Fire can be used as a tool in landscape management for two main intents: to control fire risk and the intensity of wildfires, and to manage landscape structure and biodiversity. Prescribed fires are often used as a preventive measure to control fuel load and fire intensity (e.g. Fernandes 2013). In addition, the combination of different fire regimes can be used to maintain landscape heterogeneity and habitat for species dependent on different ecosystem successional stages (Driscoll et al. 2010). In regions where fire risk and shrub encroachment are paired threats to biodiversity conservation, fire can be used as a tool to approach both problems (Moreira and Russo 2007).
Nonetheless, the use of prescribed fires can also raise some conservation issues. For instance, prescribed fires are performed during the wet season (winter to spring) when there is a low risk of fire spreading, while natural fires occur during dry days, especially in summer. This divergence in fire season can negatively impact species that reproduce in spring (van Andel and Aronson 2012), such as ground nesting birds, but also the persistence of plant species, for example by causing premature
Table 8.2 Population trends for large herbivores in Europe and main reasons for recovery of the populations. (Based on Deinet et al. 2013)
a Some population estimates are obtained by summing values of national assessments performed in different years, hence a time interval instead of a year of assessment in some cases
b Ranking based on Deinet et al. (2013), with “1” being the most relevant and “4” the least relevant. The number of observed causes of increase varies from species to species

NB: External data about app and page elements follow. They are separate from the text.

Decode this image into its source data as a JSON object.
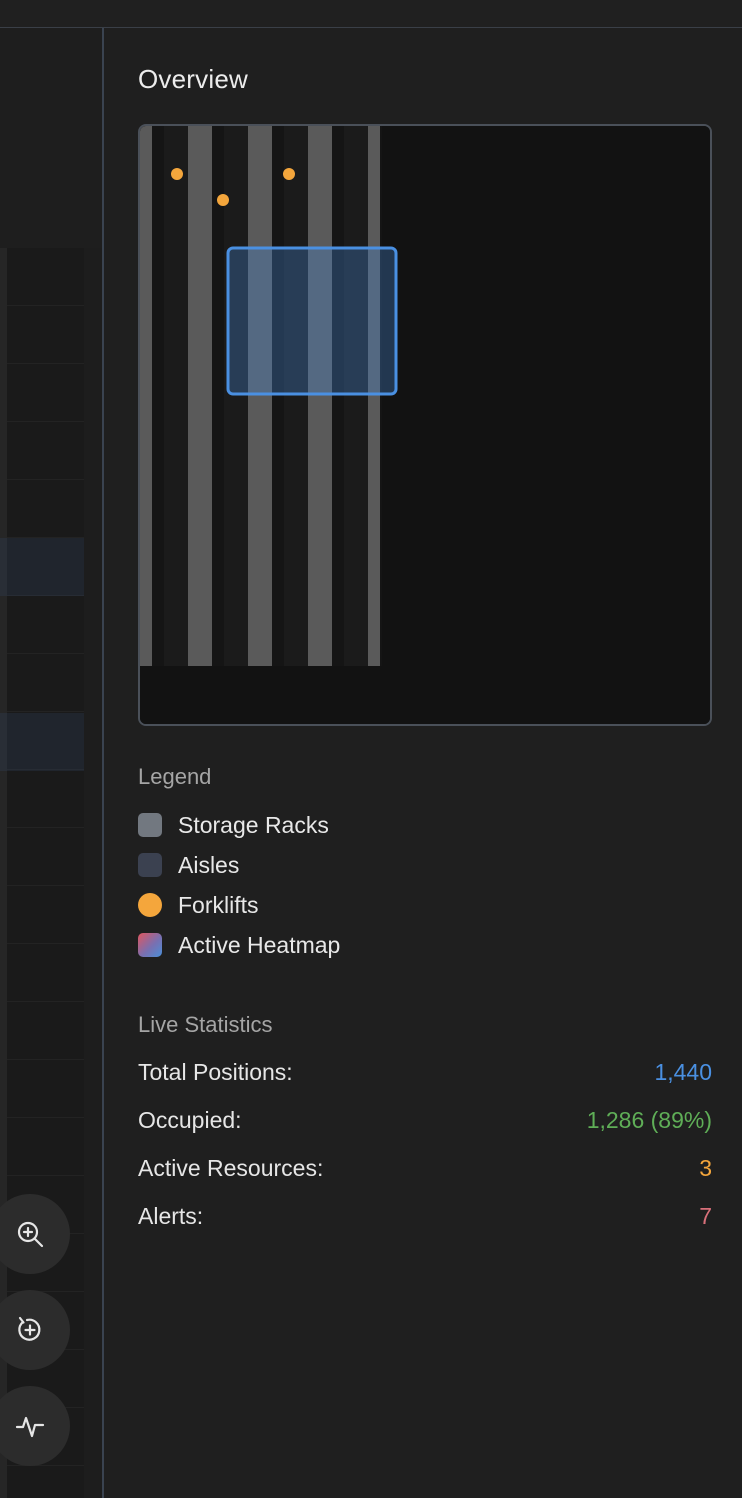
{
  "panel": {
    "title": "Overview"
  },
  "minimap": {
    "forklift_color": "#f4a63c",
    "rack_color": "#5a5a5a",
    "aisle_color": "#151515",
    "viewport_color": "#4a90e2"
  },
  "legend": {
    "title": "Legend",
    "items": [
      {
        "label": "Storage Racks",
        "color": "#727880",
        "shape": "square"
      },
      {
        "label": "Aisles",
        "color": "#3b4150",
        "shape": "square"
      },
      {
        "label": "Forklifts",
        "color": "#f4a63c",
        "shape": "circle"
      },
      {
        "label": "Active Heatmap",
        "color": "gradient",
        "shape": "square"
      }
    ]
  },
  "stats": {
    "title": "Live Statistics",
    "rows": [
      {
        "label": "Total Positions:",
        "value": "1,440",
        "color": "#4a90e2"
      },
      {
        "label": "Occupied:",
        "value": "1,286 (89%)",
        "color": "#5fae57"
      },
      {
        "label": "Active Resources:",
        "value": "3",
        "color": "#f4a63c"
      },
      {
        "label": "Alerts:",
        "value": "7",
        "color": "#d9707a"
      }
    ]
  },
  "controls": {
    "zoom_in_icon": "zoom-in-icon",
    "recenter_icon": "recenter-icon",
    "activity_icon": "activity-icon"
  }
}
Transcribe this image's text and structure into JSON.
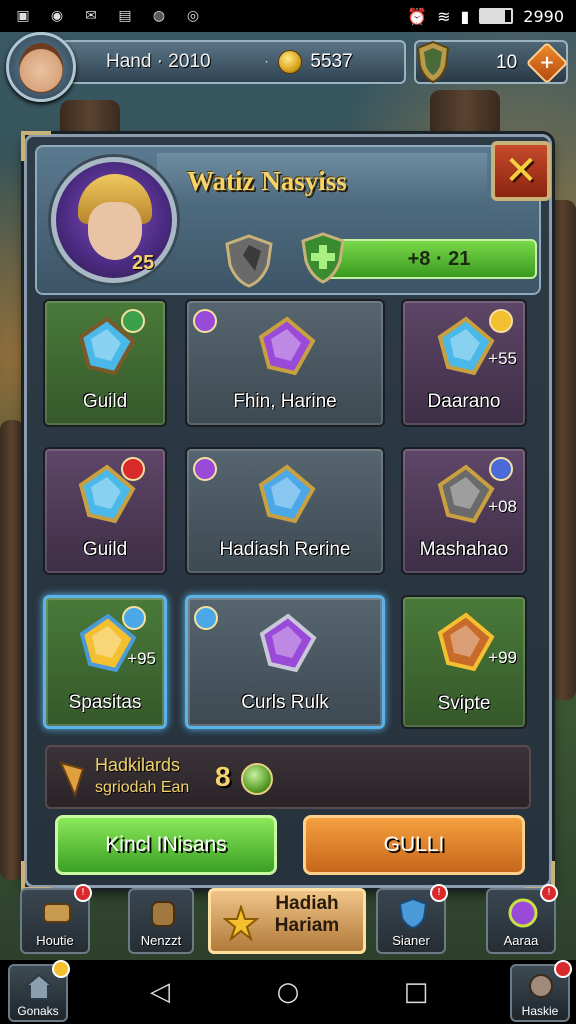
{
  "status_bar": {
    "time": "2990",
    "left_icons": [
      "photo-icon",
      "record-icon",
      "mail-icon",
      "gallery-icon",
      "message-icon",
      "game-icon"
    ]
  },
  "hud": {
    "player_name": "Hand · 2010",
    "coin_prefix": "·",
    "coins": "5537",
    "gems": "10",
    "plus_label": "+"
  },
  "panel": {
    "title": "Watiz Nasyiss",
    "close_label": "✕",
    "hero_level": "25",
    "xp_text": "+8 · 21"
  },
  "items": [
    {
      "label": "Guild",
      "count": "",
      "color": "green"
    },
    {
      "label": "Fhin, Harine",
      "count": "",
      "color": "grey"
    },
    {
      "label": "Daarano",
      "count": "+55",
      "color": "purple"
    },
    {
      "label": "Guild",
      "count": "",
      "color": "purple"
    },
    {
      "label": "Hadiash Rerine",
      "count": "",
      "color": "grey"
    },
    {
      "label": "Mashahao",
      "count": "+08",
      "color": "purple"
    },
    {
      "label": "Spasitas",
      "count": "+95",
      "color": "green"
    },
    {
      "label": "Curls Rulk",
      "count": "",
      "color": "grey"
    },
    {
      "label": "Svipte",
      "count": "+99",
      "color": "green"
    }
  ],
  "reward": {
    "line1": "Hadkilards",
    "line2": "sgriodah Ean",
    "amount": "8"
  },
  "buttons": {
    "left": "Kincl INisans",
    "right": "GULLI"
  },
  "tabs": [
    {
      "label": "Houtie",
      "badge": "!"
    },
    {
      "label": "Nenzzt",
      "badge": ""
    },
    {
      "label": "Hadiah Hariam",
      "badge": ""
    },
    {
      "label": "Sianer",
      "badge": "!"
    },
    {
      "label": "Aaraa",
      "badge": "!"
    }
  ],
  "navbar": {
    "left_corner": "Gonaks",
    "right_corner": "Haskie",
    "back": "◁",
    "home": "○",
    "recent": "□"
  },
  "colors": {
    "gold": "#f4d36a",
    "xp_green": "#5ab43a",
    "selected_border": "#5ab4e8"
  }
}
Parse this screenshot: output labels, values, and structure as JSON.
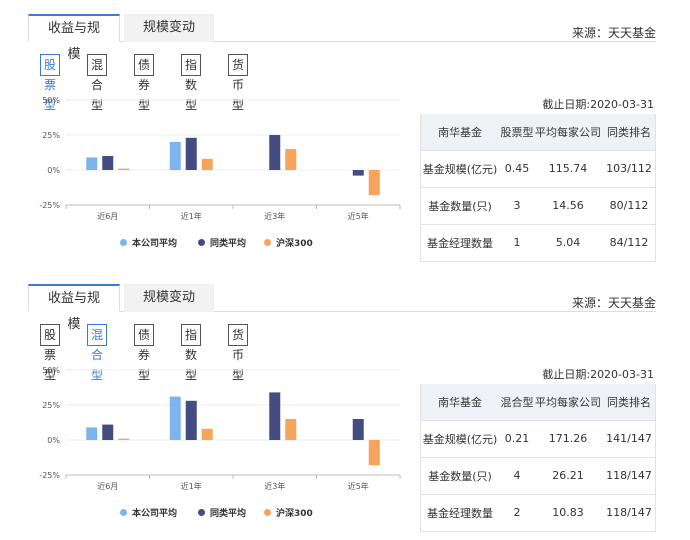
{
  "panels": [
    {
      "tabs": {
        "active": "收益与规模",
        "inactive": "规模变动"
      },
      "source": "来源：天天基金",
      "fund_types": [
        "股票型",
        "混合型",
        "债券型",
        "指数型",
        "货币型"
      ],
      "active_type_index": 0,
      "cutoff": "截止日期:2020-03-31",
      "table": {
        "headers": [
          "南华基金",
          "股票型",
          "平均每家公司",
          "同类排名"
        ],
        "rows": [
          [
            "基金规模(亿元)",
            "0.45",
            "115.74",
            "103/112"
          ],
          [
            "基金数量(只)",
            "3",
            "14.56",
            "80/112"
          ],
          [
            "基金经理数量",
            "1",
            "5.04",
            "84/112"
          ]
        ]
      },
      "chart_data": {
        "type": "bar",
        "categories": [
          "近6月",
          "近1年",
          "近3年",
          "近5年"
        ],
        "y_ticks": [
          "50%",
          "25%",
          "0%",
          "-25%"
        ],
        "ylim": [
          -25,
          50
        ],
        "series": [
          {
            "name": "本公司平均",
            "color": "#7cb5ec",
            "values": [
              9,
              20,
              null,
              null
            ]
          },
          {
            "name": "同类平均",
            "color": "#434d82",
            "values": [
              10,
              23,
              25,
              -4
            ]
          },
          {
            "name": "沪深300",
            "color": "#f7a35c",
            "values": [
              1,
              8,
              15,
              -18
            ]
          }
        ]
      }
    },
    {
      "tabs": {
        "active": "收益与规模",
        "inactive": "规模变动"
      },
      "source": "来源：天天基金",
      "fund_types": [
        "股票型",
        "混合型",
        "债券型",
        "指数型",
        "货币型"
      ],
      "active_type_index": 1,
      "cutoff": "截止日期:2020-03-31",
      "table": {
        "headers": [
          "南华基金",
          "混合型",
          "平均每家公司",
          "同类排名"
        ],
        "rows": [
          [
            "基金规模(亿元)",
            "0.21",
            "171.26",
            "141/147"
          ],
          [
            "基金数量(只)",
            "4",
            "26.21",
            "118/147"
          ],
          [
            "基金经理数量",
            "2",
            "10.83",
            "118/147"
          ]
        ]
      },
      "chart_data": {
        "type": "bar",
        "categories": [
          "近6月",
          "近1年",
          "近3年",
          "近5年"
        ],
        "y_ticks": [
          "50%",
          "25%",
          "0%",
          "-25%"
        ],
        "ylim": [
          -25,
          50
        ],
        "series": [
          {
            "name": "本公司平均",
            "color": "#7cb5ec",
            "values": [
              9,
              31,
              null,
              null
            ]
          },
          {
            "name": "同类平均",
            "color": "#434d82",
            "values": [
              11,
              28,
              34,
              15
            ]
          },
          {
            "name": "沪深300",
            "color": "#f7a35c",
            "values": [
              1,
              8,
              15,
              -18
            ]
          }
        ]
      }
    }
  ]
}
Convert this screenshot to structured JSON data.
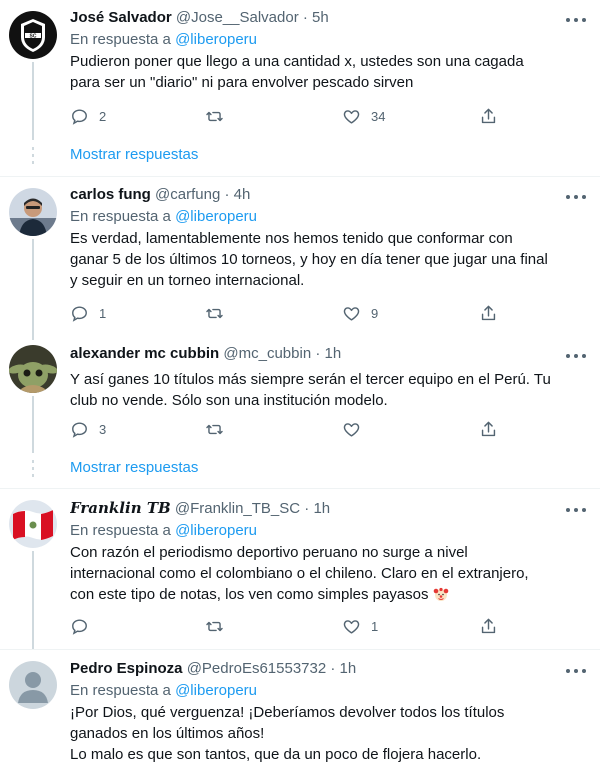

seed release, or by destroying seedlings of annual plants before they create a seed bank (Whelan 1995; Bowman et al. 2013). Another issue is the implications of prescribed fires for climate change mitigation. Large scale prescribed fires may aggravate climate change, due to the emission of greenhouse gases and aerosol particles (Russell-Smith et al. 2009; Fernandes et al. 2013). While more research is needed to understand the effects of prescribed burning on carbon cycle (Fernandes 2013), it is also accepted that well planned prescribed burning prevents larger losses of carbon to the atmosphere by reducing wildfire risk (Bowman et al. 2013; Fernandes 2013). Finally, defining the regime of prescribed fires can be challenging (Whelan 1995; van Andel and Aronson 2012). Replicating natural fire regimes may not be possible, due to the lack of historic information. It may even not be advisable, given changes in landscape structure and, in some areas, in local climate, which may lead to unpredicted responses to fire (Driscoll et al. 2010). Therefore induced fire regimes should be planned to meet the desired outcomes instead of trying to mimic the parameters of natural fire regimes (Whelan 1995). In particular, in a rewilding context, fire dynamics should only be managed, or “assisted” in the early stages post-abandonment in order to facilitate the restoration of natural fire regimes.